Yesterday was a busy day. Katie did a good job of chronicling it; for anyone who saw the picture of me with our little Haitian friend I hope you had the same thought as me. "He looks terrible!" When I saw the pictures I immediately shaved and ran a comb through my hair. Sometimes in the middle of all this chaos you forget to make sure you don't look like you are in the middle of chaos.
Haitians won't leave the house if they are not dressed as best as they can be. Two weeks ago I would have said that seems ridiculous in the midst of all their poverty. However, now think it is admirable that they don't want to look as bad off as they are. Kind of a "don't let em see you bleed" mentality.

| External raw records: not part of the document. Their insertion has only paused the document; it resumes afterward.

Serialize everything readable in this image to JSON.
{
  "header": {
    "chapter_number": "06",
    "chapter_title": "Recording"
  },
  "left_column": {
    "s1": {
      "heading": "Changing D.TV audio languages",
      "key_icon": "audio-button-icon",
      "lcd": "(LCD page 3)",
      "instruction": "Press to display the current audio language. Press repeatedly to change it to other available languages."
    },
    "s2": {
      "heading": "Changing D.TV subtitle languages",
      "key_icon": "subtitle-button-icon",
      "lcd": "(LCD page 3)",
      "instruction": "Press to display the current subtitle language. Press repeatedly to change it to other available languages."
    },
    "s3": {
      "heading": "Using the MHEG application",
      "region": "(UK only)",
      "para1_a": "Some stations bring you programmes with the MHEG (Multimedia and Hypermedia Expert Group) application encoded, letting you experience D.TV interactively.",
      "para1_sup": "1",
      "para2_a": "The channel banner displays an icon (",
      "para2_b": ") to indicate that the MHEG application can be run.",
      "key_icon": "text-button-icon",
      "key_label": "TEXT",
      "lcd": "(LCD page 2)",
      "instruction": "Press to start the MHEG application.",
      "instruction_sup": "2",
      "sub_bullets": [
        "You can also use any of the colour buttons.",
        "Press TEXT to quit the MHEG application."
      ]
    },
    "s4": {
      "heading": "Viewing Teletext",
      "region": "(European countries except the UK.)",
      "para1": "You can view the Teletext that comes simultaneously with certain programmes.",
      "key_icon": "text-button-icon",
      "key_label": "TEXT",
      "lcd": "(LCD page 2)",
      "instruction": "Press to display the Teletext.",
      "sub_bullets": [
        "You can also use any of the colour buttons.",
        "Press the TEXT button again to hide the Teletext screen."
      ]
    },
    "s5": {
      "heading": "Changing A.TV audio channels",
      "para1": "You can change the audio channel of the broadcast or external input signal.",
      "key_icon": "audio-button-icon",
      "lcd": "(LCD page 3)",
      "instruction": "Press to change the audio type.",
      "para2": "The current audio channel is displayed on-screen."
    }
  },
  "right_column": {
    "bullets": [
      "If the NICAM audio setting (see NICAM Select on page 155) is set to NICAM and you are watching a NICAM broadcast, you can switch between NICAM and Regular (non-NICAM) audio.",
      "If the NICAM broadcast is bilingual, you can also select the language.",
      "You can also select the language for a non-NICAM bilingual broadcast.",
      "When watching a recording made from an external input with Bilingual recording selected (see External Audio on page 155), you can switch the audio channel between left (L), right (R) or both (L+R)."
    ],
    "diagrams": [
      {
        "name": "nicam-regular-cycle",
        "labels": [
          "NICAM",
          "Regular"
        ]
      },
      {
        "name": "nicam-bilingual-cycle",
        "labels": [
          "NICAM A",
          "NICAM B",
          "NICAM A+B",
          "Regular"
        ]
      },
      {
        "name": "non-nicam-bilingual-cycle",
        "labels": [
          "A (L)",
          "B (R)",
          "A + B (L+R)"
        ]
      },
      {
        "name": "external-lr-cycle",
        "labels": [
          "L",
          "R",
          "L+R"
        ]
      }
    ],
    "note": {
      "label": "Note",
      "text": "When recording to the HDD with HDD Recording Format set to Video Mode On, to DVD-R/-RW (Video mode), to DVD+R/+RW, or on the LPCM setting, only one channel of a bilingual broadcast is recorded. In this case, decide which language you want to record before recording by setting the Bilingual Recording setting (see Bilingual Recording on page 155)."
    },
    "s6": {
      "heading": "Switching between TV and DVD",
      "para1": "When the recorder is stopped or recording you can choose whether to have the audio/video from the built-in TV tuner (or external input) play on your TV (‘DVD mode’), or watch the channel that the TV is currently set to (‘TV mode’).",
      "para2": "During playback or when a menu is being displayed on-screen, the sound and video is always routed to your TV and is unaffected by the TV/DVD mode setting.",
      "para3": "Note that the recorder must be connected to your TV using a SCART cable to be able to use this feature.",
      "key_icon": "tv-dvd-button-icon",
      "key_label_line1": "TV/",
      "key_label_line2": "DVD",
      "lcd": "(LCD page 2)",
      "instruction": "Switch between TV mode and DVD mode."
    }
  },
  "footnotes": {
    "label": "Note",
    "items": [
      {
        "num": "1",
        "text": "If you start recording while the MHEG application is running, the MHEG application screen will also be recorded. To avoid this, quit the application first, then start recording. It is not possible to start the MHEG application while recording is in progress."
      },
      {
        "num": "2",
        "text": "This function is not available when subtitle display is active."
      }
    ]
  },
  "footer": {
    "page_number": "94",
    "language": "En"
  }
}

I was asked to take my awesome Spanish skills and go help navigate on a mission to the DR border. A truck with supplies and volunteers had blown out its transmission in Carbral. I eagerly volunteered, but was really unaware of what I was jumping into. I was in the truck for 13 hours with two very interesting characters. "Very interesting characters" on this blog means "might be crazy".
Let me be clear how we were doing this. We had 1 truck, 20 g of diesel, my US cell phone, and the name of a town. We were not sure if/when the border was open, exactly where the truck and team was, or how far it was in the DR.

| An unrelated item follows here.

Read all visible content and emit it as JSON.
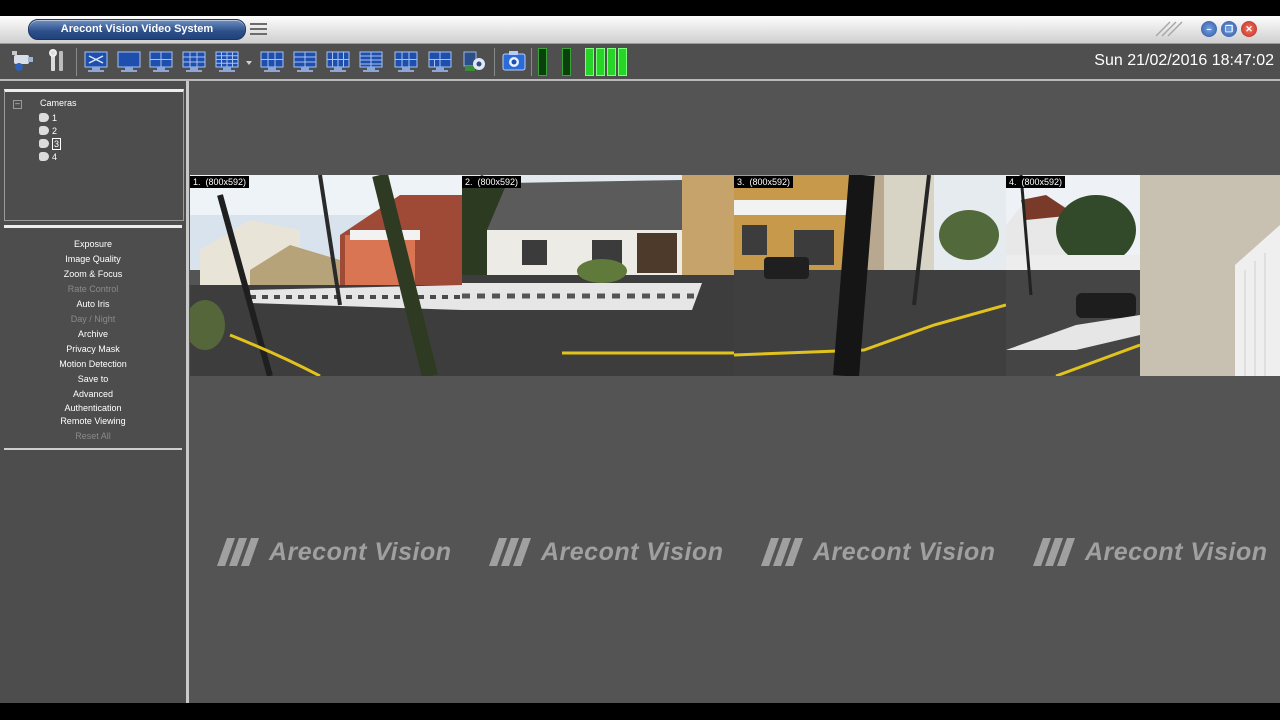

"Truck" is generous. It was a typical Haitian Box truck- the head lamps were dim, there was only 1 working side mirror (which was cracked), and it had "A Vende" (Creole: For Sale?) spray painted on the side. It probably wouldn't be street legal in any other place, but... degaje.
Our main contact's cell phone died so we couldn't ask him exactly where he was or what it looked like. We didn't have a map, so we were not sure where this town was. We also didn't have the most conversationally fluent Spanish speaker.
We managed to locate them around 1 am (we left PAP at 5 pm). We split the load between the two trucks. We towed the brokedown deuce and a half (Big Truck) with a 4 cylinder diesel truck (small truck).
I wasn't staring at the speedometer the whole time (someone had to watch the 1 side mirror), but I think we averaged 15 mph. We didn't break anything, but we did torque some metal severely. We pulled back into campus as 7 am.
I would say the trip was a success. We got the team and the supplies here (Cooking Gas!) and we only got in 1 wreck. Don't worry, it was a Haitian fender bender- meaning we are not sure who scraped against who, and we just yelled at each other in Creole.